** Opening Supplied entries block **

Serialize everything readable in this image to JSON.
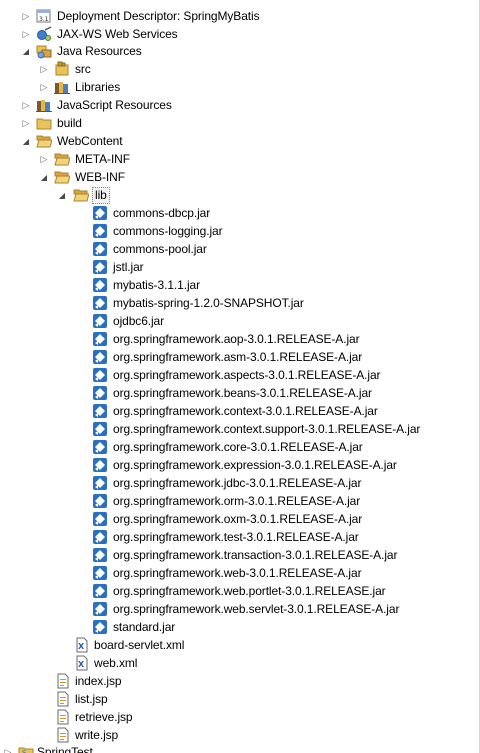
{
  "tree": {
    "deployment_descriptor": "Deployment Descriptor: SpringMyBatis",
    "jaxws": "JAX-WS Web Services",
    "java_resources": "Java Resources",
    "src": "src",
    "libraries": "Libraries",
    "javascript_resources": "JavaScript Resources",
    "build": "build",
    "webcontent": "WebContent",
    "metainf": "META-INF",
    "webinf": "WEB-INF",
    "lib": "lib",
    "jars": [
      "commons-dbcp.jar",
      "commons-logging.jar",
      "commons-pool.jar",
      "jstl.jar",
      "mybatis-3.1.1.jar",
      "mybatis-spring-1.2.0-SNAPSHOT.jar",
      "ojdbc6.jar",
      "org.springframework.aop-3.0.1.RELEASE-A.jar",
      "org.springframework.asm-3.0.1.RELEASE-A.jar",
      "org.springframework.aspects-3.0.1.RELEASE-A.jar",
      "org.springframework.beans-3.0.1.RELEASE-A.jar",
      "org.springframework.context-3.0.1.RELEASE-A.jar",
      "org.springframework.context.support-3.0.1.RELEASE-A.jar",
      "org.springframework.core-3.0.1.RELEASE-A.jar",
      "org.springframework.expression-3.0.1.RELEASE-A.jar",
      "org.springframework.jdbc-3.0.1.RELEASE-A.jar",
      "org.springframework.orm-3.0.1.RELEASE-A.jar",
      "org.springframework.oxm-3.0.1.RELEASE-A.jar",
      "org.springframework.test-3.0.1.RELEASE-A.jar",
      "org.springframework.transaction-3.0.1.RELEASE-A.jar",
      "org.springframework.web-3.0.1.RELEASE-A.jar",
      "org.springframework.web.portlet-3.0.1.RELEASE.jar",
      "org.springframework.web.servlet-3.0.1.RELEASE-A.jar",
      "standard.jar"
    ],
    "board_servlet": "board-servlet.xml",
    "web_xml": "web.xml",
    "index_jsp": "index.jsp",
    "list_jsp": "list.jsp",
    "retrieve_jsp": "retrieve.jsp",
    "write_jsp": "write.jsp",
    "spring_test": "SpringTest"
  },
  "icons": {
    "deployment_descriptor": "deployment-descriptor-icon",
    "jaxws": "web-services-icon",
    "java_resources": "java-resources-icon",
    "src": "package-folder-icon",
    "libraries": "libraries-icon",
    "javascript_resources": "javascript-resources-icon",
    "folder": "folder-icon",
    "open_folder": "open-folder-icon",
    "jar": "jar-icon",
    "xml": "xml-file-icon",
    "jsp": "jsp-file-icon",
    "project": "project-icon"
  },
  "colors": {
    "folder": "#e8c35a",
    "jar_blue": "#2a6fc0",
    "twisty": "#6b6b6b"
  }
}
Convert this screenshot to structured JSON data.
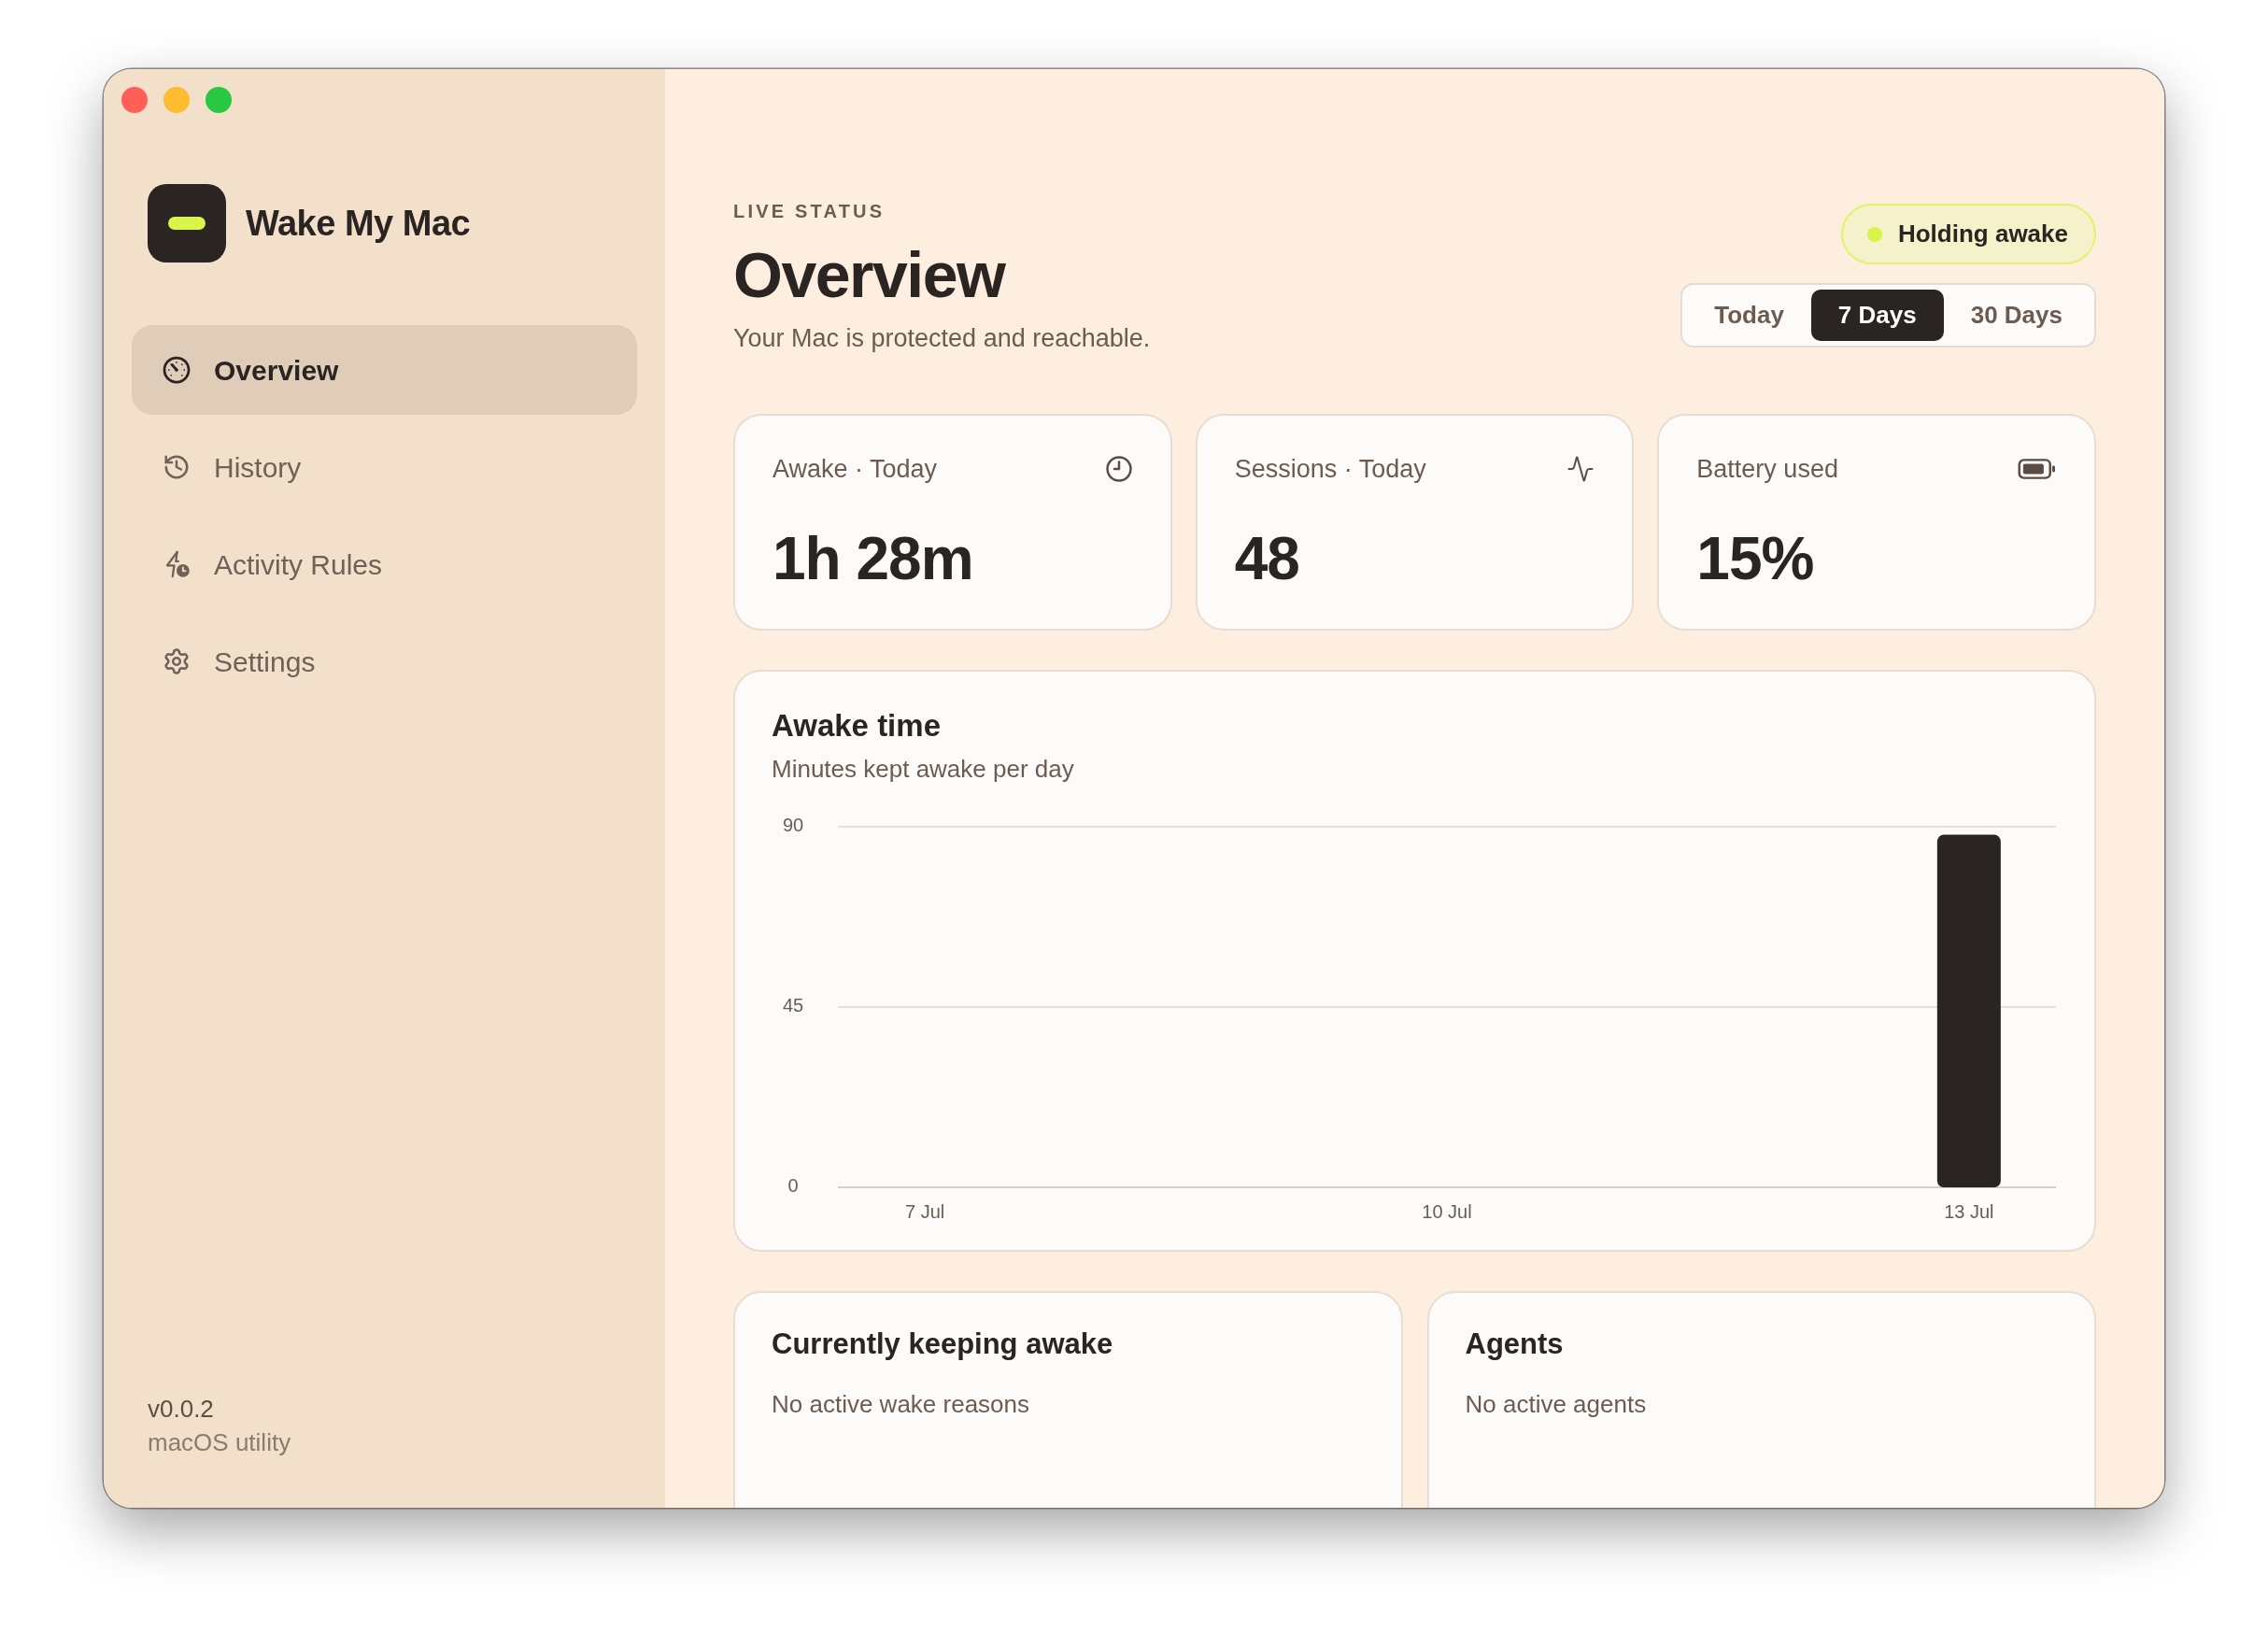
{
  "sidebar": {
    "app_name": "Wake My Mac",
    "nav_items": [
      {
        "label": "Overview",
        "selected": true
      },
      {
        "label": "History",
        "selected": false
      },
      {
        "label": "Activity Rules",
        "selected": false
      },
      {
        "label": "Settings",
        "selected": false
      }
    ],
    "footer": {
      "version": "v0.0.2",
      "subtitle": "macOS utility"
    }
  },
  "header": {
    "eyebrow": "LIVE STATUS",
    "title": "Overview",
    "subtitle": "Your Mac is protected and reachable.",
    "status_badge": "Holding awake",
    "range_tabs": [
      {
        "label": "Today",
        "selected": false
      },
      {
        "label": "7 Days",
        "selected": true
      },
      {
        "label": "30 Days",
        "selected": false
      }
    ]
  },
  "stats": [
    {
      "label": "Awake · Today",
      "value": "1h 28m"
    },
    {
      "label": "Sessions · Today",
      "value": "48"
    },
    {
      "label": "Battery used",
      "value": "15%"
    }
  ],
  "awake_chart": {
    "title": "Awake time",
    "subtitle": "Minutes kept awake per day",
    "chart_data": {
      "type": "bar",
      "categories": [
        "7 Jul",
        null,
        null,
        "10 Jul",
        null,
        null,
        "13 Jul"
      ],
      "values": [
        0,
        0,
        0,
        0,
        0,
        0,
        88
      ],
      "ylim": [
        0,
        90
      ],
      "yticks": [
        0,
        45,
        90
      ]
    }
  },
  "panels": [
    {
      "title": "Currently keeping awake",
      "empty_text": "No active wake reasons"
    },
    {
      "title": "Agents",
      "empty_text": "No active agents"
    }
  ]
}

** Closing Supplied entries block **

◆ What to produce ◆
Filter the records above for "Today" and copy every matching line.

◆ Solved problem ◆
        "label": "Today",
      "label": "Awake · Today",
      "label": "Sessions · Today",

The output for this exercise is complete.